WORK INSTRUCTIONS: Repeat every record exactly as written, but leave out the pictures.
*** RECORDED INFORMATION Section Begins ***
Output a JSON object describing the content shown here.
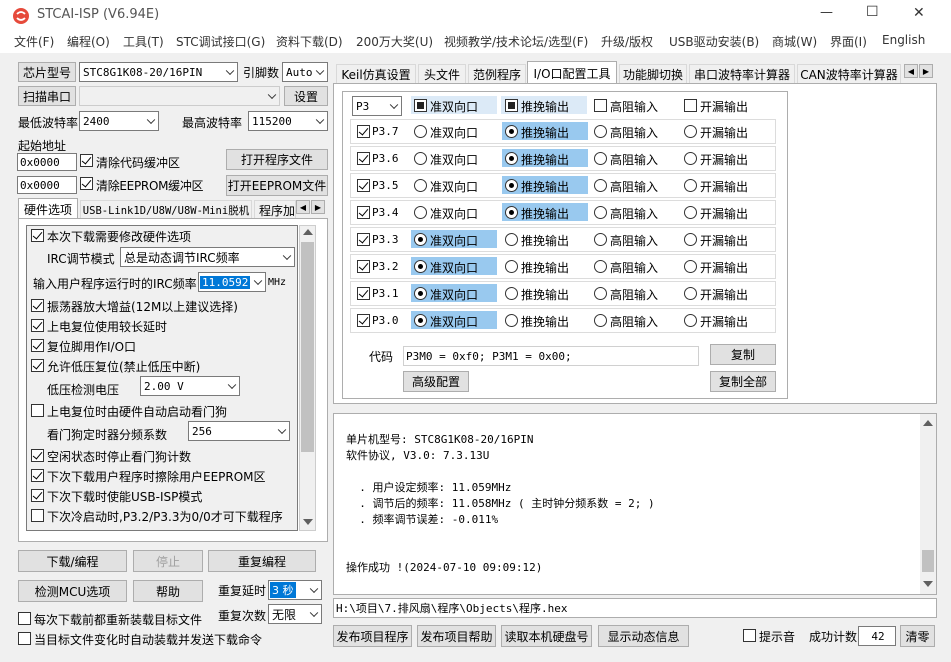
{
  "window": {
    "title": "STCAI-ISP (V6.94E)",
    "minimize": "—",
    "maximize": "☐",
    "close": "✕"
  },
  "menu": [
    "文件(F)",
    "编程(O)",
    "工具(T)",
    "STC调试接口(G)",
    "资料下载(D)",
    "200万大奖(U)",
    "视频教学/技术论坛/选型(F)",
    "升级/版权",
    "USB驱动安装(B)",
    "商城(W)",
    "界面(I)",
    "English"
  ],
  "left": {
    "chip_btn": "芯片型号",
    "chip_value": "STC8G1K08-20/16PIN",
    "pin_label": "引脚数",
    "pin_value": "Auto",
    "scan_btn": "扫描串口",
    "port_value": "",
    "settings_btn": "设置",
    "min_baud_label": "最低波特率",
    "min_baud": "2400",
    "max_baud_label": "最高波特率",
    "max_baud": "115200",
    "start_addr_label": "起始地址",
    "addr1": "0x0000",
    "clear_code": "清除代码缓冲区",
    "open_prog": "打开程序文件",
    "addr2": "0x0000",
    "clear_eeprom": "清除EEPROM缓冲区",
    "open_eeprom": "打开EEPROM文件",
    "tabs": [
      "硬件选项",
      "USB-Link1D/U8W/U8W-Mini脱机",
      "程序加"
    ],
    "hw": {
      "opt1": "本次下载需要修改硬件选项",
      "irc_mode_label": "IRC调节模式",
      "irc_mode": "总是动态调节IRC频率",
      "irc_freq_label": "输入用户程序运行时的IRC频率",
      "irc_freq": "11.0592",
      "mhz": "MHz",
      "opt2": "振荡器放大增益(12M以上建议选择)",
      "opt3": "上电复位使用较长延时",
      "opt4": "复位脚用作I/O口",
      "opt5": "允许低压复位(禁止低压中断)",
      "lvd_label": "低压检测电压",
      "lvd_value": "2.00 V",
      "opt6": "上电复位时由硬件自动启动看门狗",
      "wdt_label": "看门狗定时器分频系数",
      "wdt_value": "256",
      "opt7": "空闲状态时停止看门狗计数",
      "opt8": "下次下载用户程序时擦除用户EEPROM区",
      "opt9": "下次下载时使能USB-ISP模式",
      "opt10": "下次冷启动时,P3.2/P3.3为0/0才可下载程序"
    },
    "download_btn": "下载/编程",
    "stop_btn": "停止",
    "repeat_prog_btn": "重复编程",
    "detect_btn": "检测MCU选项",
    "help_btn": "帮助",
    "repeat_delay_label": "重复延时",
    "repeat_delay": "3 秒",
    "repeat_count_label": "重复次数",
    "repeat_count": "无限",
    "reload_label": "每次下载前都重新装载目标文件",
    "auto_label": "当目标文件变化时自动装载并发送下载命令"
  },
  "right": {
    "tabs": [
      "Keil仿真设置",
      "头文件",
      "范例程序",
      "I/O口配置工具",
      "功能脚切换",
      "串口波特率计算器",
      "CAN波特率计算器"
    ],
    "port_select": "P3",
    "headers": [
      "准双向口",
      "推挽输出",
      "高阻输入",
      "开漏输出"
    ],
    "pins": [
      {
        "name": "P3.7",
        "mode": 1
      },
      {
        "name": "P3.6",
        "mode": 1
      },
      {
        "name": "P3.5",
        "mode": 1
      },
      {
        "name": "P3.4",
        "mode": 1
      },
      {
        "name": "P3.3",
        "mode": 0
      },
      {
        "name": "P3.2",
        "mode": 0
      },
      {
        "name": "P3.1",
        "mode": 0
      },
      {
        "name": "P3.0",
        "mode": 0
      }
    ],
    "code_label": "代码",
    "code_value": "P3M0 = 0xf0; P3M1 = 0x00;",
    "copy_btn": "复制",
    "advanced_btn": "高级配置",
    "copy_all_btn": "复制全部",
    "log": [
      "单片机型号: STC8G1K08-20/16PIN",
      "软件协议, V3.0: 7.3.13U",
      "",
      "  . 用户设定频率: 11.059MHz",
      "  . 调节后的频率: 11.058MHz ( 主时钟分频系数 = 2; )",
      "  . 频率调节误差: -0.011%",
      "",
      "",
      "操作成功 !(2024-07-10 09:09:12)"
    ],
    "path": "H:\\项目\\7.排风扇\\程序\\Objects\\程序.hex",
    "publish_prog": "发布项目程序",
    "publish_help": "发布项目帮助",
    "read_disk": "读取本机硬盘号",
    "show_dynamic": "显示动态信息",
    "sound_label": "提示音",
    "success_label": "成功计数",
    "success_count": "42",
    "clear_btn": "清零"
  }
}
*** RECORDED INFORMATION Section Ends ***
ANSWER BOX:
Output a JSON object describing the content shown here.
{
  "window": {
    "title": "STCAI-ISP (V6.94E)",
    "minimize": "—",
    "maximize": "☐",
    "close": "✕"
  },
  "menu": [
    "文件(F)",
    "编程(O)",
    "工具(T)",
    "STC调试接口(G)",
    "资料下载(D)",
    "200万大奖(U)",
    "视频教学/技术论坛/选型(F)",
    "升级/版权",
    "USB驱动安装(B)",
    "商城(W)",
    "界面(I)",
    "English"
  ],
  "left": {
    "chip_btn": "芯片型号",
    "chip_value": "STC8G1K08-20/16PIN",
    "pin_label": "引脚数",
    "pin_value": "Auto",
    "scan_btn": "扫描串口",
    "port_value": "",
    "settings_btn": "设置",
    "min_baud_label": "最低波特率",
    "min_baud": "2400",
    "max_baud_label": "最高波特率",
    "max_baud": "115200",
    "start_addr_label": "起始地址",
    "addr1": "0x0000",
    "clear_code": "清除代码缓冲区",
    "open_prog": "打开程序文件",
    "addr2": "0x0000",
    "clear_eeprom": "清除EEPROM缓冲区",
    "open_eeprom": "打开EEPROM文件",
    "tabs": [
      "硬件选项",
      "USB-Link1D/U8W/U8W-Mini脱机",
      "程序加"
    ],
    "hw": {
      "opt1": "本次下载需要修改硬件选项",
      "irc_mode_label": "IRC调节模式",
      "irc_mode": "总是动态调节IRC频率",
      "irc_freq_label": "输入用户程序运行时的IRC频率",
      "irc_freq": "11.0592",
      "mhz": "MHz",
      "opt2": "振荡器放大增益(12M以上建议选择)",
      "opt3": "上电复位使用较长延时",
      "opt4": "复位脚用作I/O口",
      "opt5": "允许低压复位(禁止低压中断)",
      "lvd_label": "低压检测电压",
      "lvd_value": "2.00 V",
      "opt6": "上电复位时由硬件自动启动看门狗",
      "wdt_label": "看门狗定时器分频系数",
      "wdt_value": "256",
      "opt7": "空闲状态时停止看门狗计数",
      "opt8": "下次下载用户程序时擦除用户EEPROM区",
      "opt9": "下次下载时使能USB-ISP模式",
      "opt10": "下次冷启动时,P3.2/P3.3为0/0才可下载程序"
    },
    "download_btn": "下载/编程",
    "stop_btn": "停止",
    "repeat_prog_btn": "重复编程",
    "detect_btn": "检测MCU选项",
    "help_btn": "帮助",
    "repeat_delay_label": "重复延时",
    "repeat_delay": "3 秒",
    "repeat_count_label": "重复次数",
    "repeat_count": "无限",
    "reload_label": "每次下载前都重新装载目标文件",
    "auto_label": "当目标文件变化时自动装载并发送下载命令"
  },
  "right": {
    "tabs": [
      "Keil仿真设置",
      "头文件",
      "范例程序",
      "I/O口配置工具",
      "功能脚切换",
      "串口波特率计算器",
      "CAN波特率计算器"
    ],
    "port_select": "P3",
    "headers": [
      "准双向口",
      "推挽输出",
      "高阻输入",
      "开漏输出"
    ],
    "pins": [
      {
        "name": "P3.7",
        "mode": 1
      },
      {
        "name": "P3.6",
        "mode": 1
      },
      {
        "name": "P3.5",
        "mode": 1
      },
      {
        "name": "P3.4",
        "mode": 1
      },
      {
        "name": "P3.3",
        "mode": 0
      },
      {
        "name": "P3.2",
        "mode": 0
      },
      {
        "name": "P3.1",
        "mode": 0
      },
      {
        "name": "P3.0",
        "mode": 0
      }
    ],
    "code_label": "代码",
    "code_value": "P3M0 = 0xf0; P3M1 = 0x00;",
    "copy_btn": "复制",
    "advanced_btn": "高级配置",
    "copy_all_btn": "复制全部",
    "log": [
      "单片机型号: STC8G1K08-20/16PIN",
      "软件协议, V3.0: 7.3.13U",
      "",
      "  . 用户设定频率: 11.059MHz",
      "  . 调节后的频率: 11.058MHz ( 主时钟分频系数 = 2; )",
      "  . 频率调节误差: -0.011%",
      "",
      "",
      "操作成功 !(2024-07-10 09:09:12)"
    ],
    "path": "H:\\项目\\7.排风扇\\程序\\Objects\\程序.hex",
    "publish_prog": "发布项目程序",
    "publish_help": "发布项目帮助",
    "read_disk": "读取本机硬盘号",
    "show_dynamic": "显示动态信息",
    "sound_label": "提示音",
    "success_label": "成功计数",
    "success_count": "42",
    "clear_btn": "清零"
  }
}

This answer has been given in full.